For me the choice to lead a frugal lifestyle isn’t about sacrifice but about opportunities. Rob and I are both teachers. We love what we do and feel that we really make a difference in the world. Money wasn’t (and isn’t) the most important deciding factor for us. I feel lucky that I was able to discover my purpose in life early on and find my soul mate who is like minded. For us, a frugal lifestyle makes it possible for us to live well on teachers’ salaries.
Everyone needs to decide what your own personal “remarkable life” looks like. To us, it is a life surrounded by children broken up by long vacations that we get to spend together. Having expensive “stuff” is not what brings us joy. In fact, I have found that being surrounded by loads of stuff makes me really anxious. For others, their remarkable life may be totally different. I don’t see it as a one-size-fits-all sort of philosophy. This is just what works for us.

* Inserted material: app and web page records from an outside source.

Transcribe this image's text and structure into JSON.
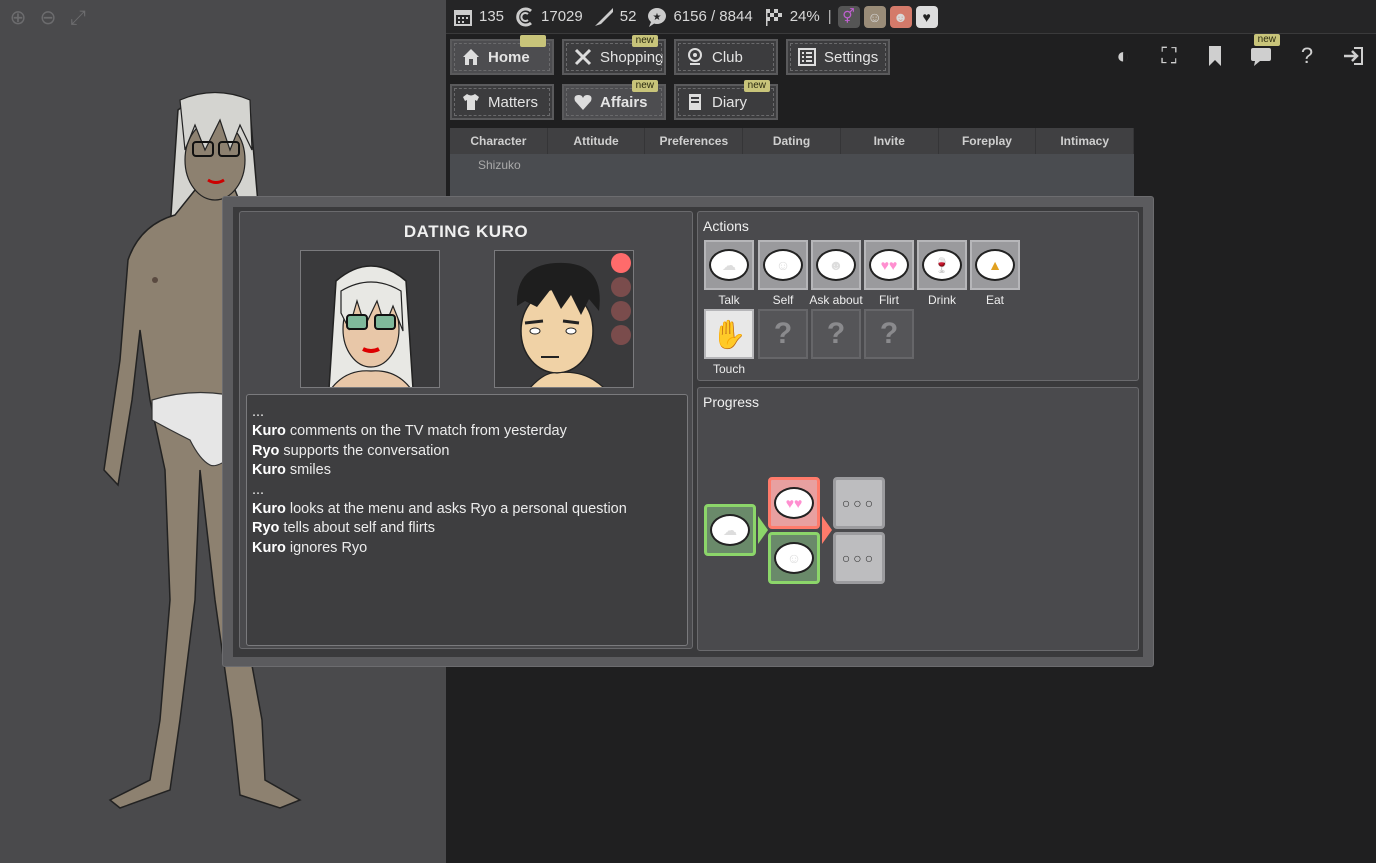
{
  "topbar": {
    "day": "135",
    "money": "17029",
    "stamina": "52",
    "reputation": "6156 / 8844",
    "progress": "24%",
    "divider": "|"
  },
  "nav": {
    "home": "Home",
    "shopping": "Shopping",
    "club": "Club",
    "settings": "Settings",
    "matters": "Matters",
    "affairs": "Affairs",
    "diary": "Diary",
    "new_badge": "new"
  },
  "table": {
    "columns": [
      "Character",
      "Attitude",
      "Preferences",
      "Dating",
      "Invite",
      "Foreplay",
      "Intimacy"
    ],
    "row_name": "Shizuko"
  },
  "dating": {
    "title": "DATING KURO",
    "log": [
      {
        "who": "",
        "text": "..."
      },
      {
        "who": "Kuro",
        "text": " comments on the TV match from yesterday"
      },
      {
        "who": "Ryo",
        "text": " supports the conversation"
      },
      {
        "who": "Kuro",
        "text": " smiles"
      },
      {
        "who": "",
        "text": "..."
      },
      {
        "who": "Kuro",
        "text": " looks at the menu and asks Ryo a personal question"
      },
      {
        "who": "Ryo",
        "text": " tells about self and flirts"
      },
      {
        "who": "Kuro",
        "text": " ignores Ryo"
      }
    ]
  },
  "actions": {
    "title": "Actions",
    "items": [
      "Talk",
      "Self",
      "Ask about",
      "Flirt",
      "Drink",
      "Eat",
      "Touch"
    ],
    "locked_symbol": "?"
  },
  "progress": {
    "title": "Progress",
    "pending": "○○○"
  },
  "colors": {
    "accent_green": "#8cd66a",
    "accent_red": "#ff6b6b",
    "badge": "#c8c47a"
  }
}
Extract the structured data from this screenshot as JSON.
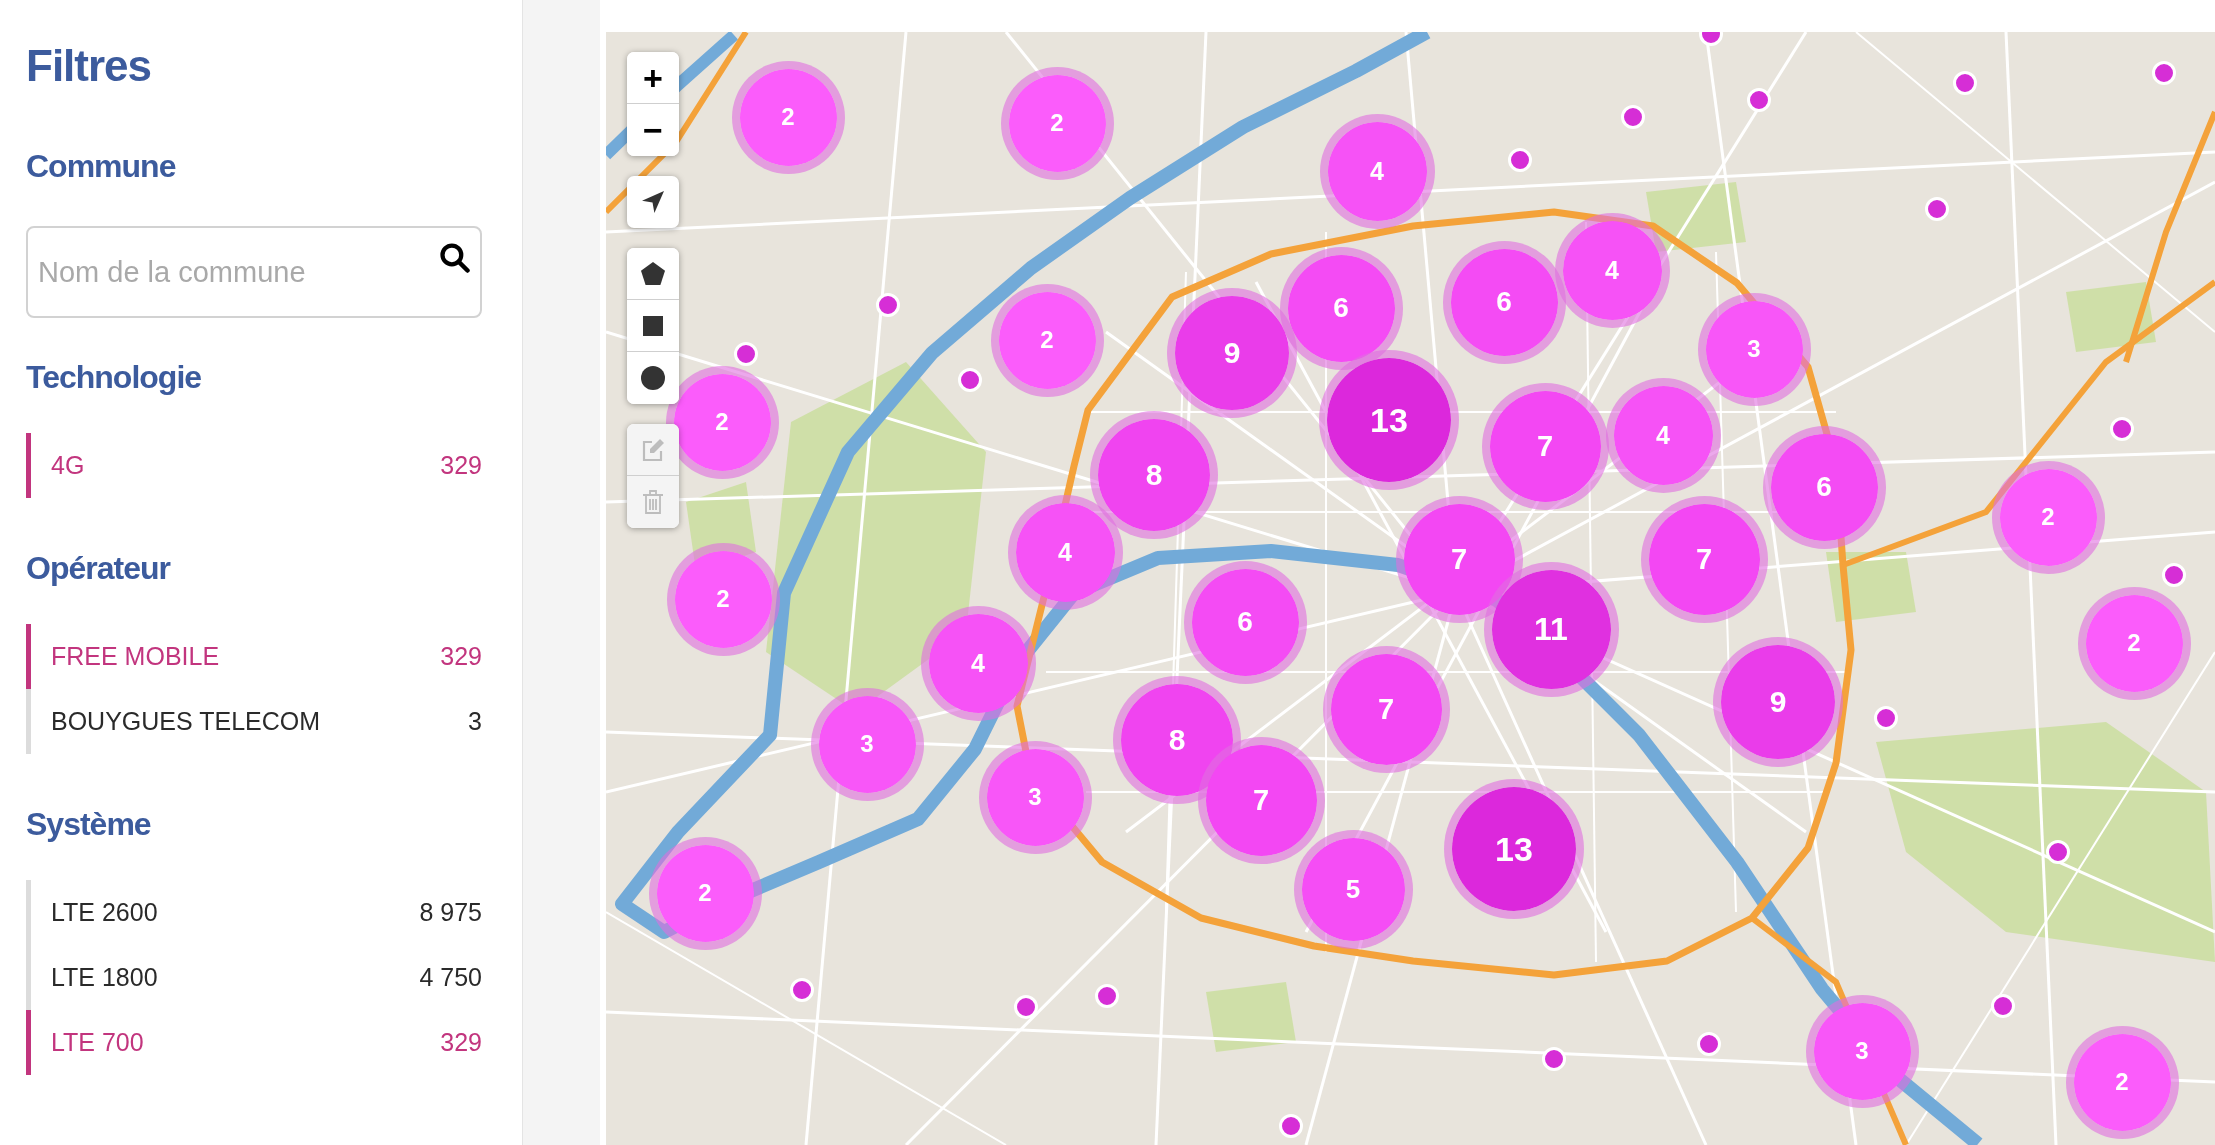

I really enjoy living a more simple life. I find peace hand drying my dishes with dish towels and clipping coupons. I also love the opportunities it provides us. I am thankful that I can pay for graduate school with cash and not go into debt. I am thankful that we are able to travel if we want to. I am so thankful that couponing allows me to help others by donating food to Metropolitan Ministries and other charitable organizations. These are things that make me far happier than more clothes or the latest gadget ever could. Ultimately, it comes down to knowing what makes you most happy.
I feel that our society has become so bogged down in consumerism that we take simple pleasures for granted. I really feel my life has changed for the better since we began our frugal journey. I appreciate things like a homegrown tomato or a walk with my dog. I love not feeling like I need to keep up with the Joneses. I like feeling that we are doing our part to help the planet and saving money in the process.
Choosing to live more simply has brought me peace. I am happier and more in touch with myself than I have ever been in my life. While it began as an endeavor to save money and minimize our human footprint, I feel our journey has evolved into so much more. By deciding so carefully what we are and are not willing to spend our money on I have gained a greater understanding of what I value. And for me at least, this understanding is priceless.
“Wealth consists not in having great possessions, but in having few wants.” – Epictetus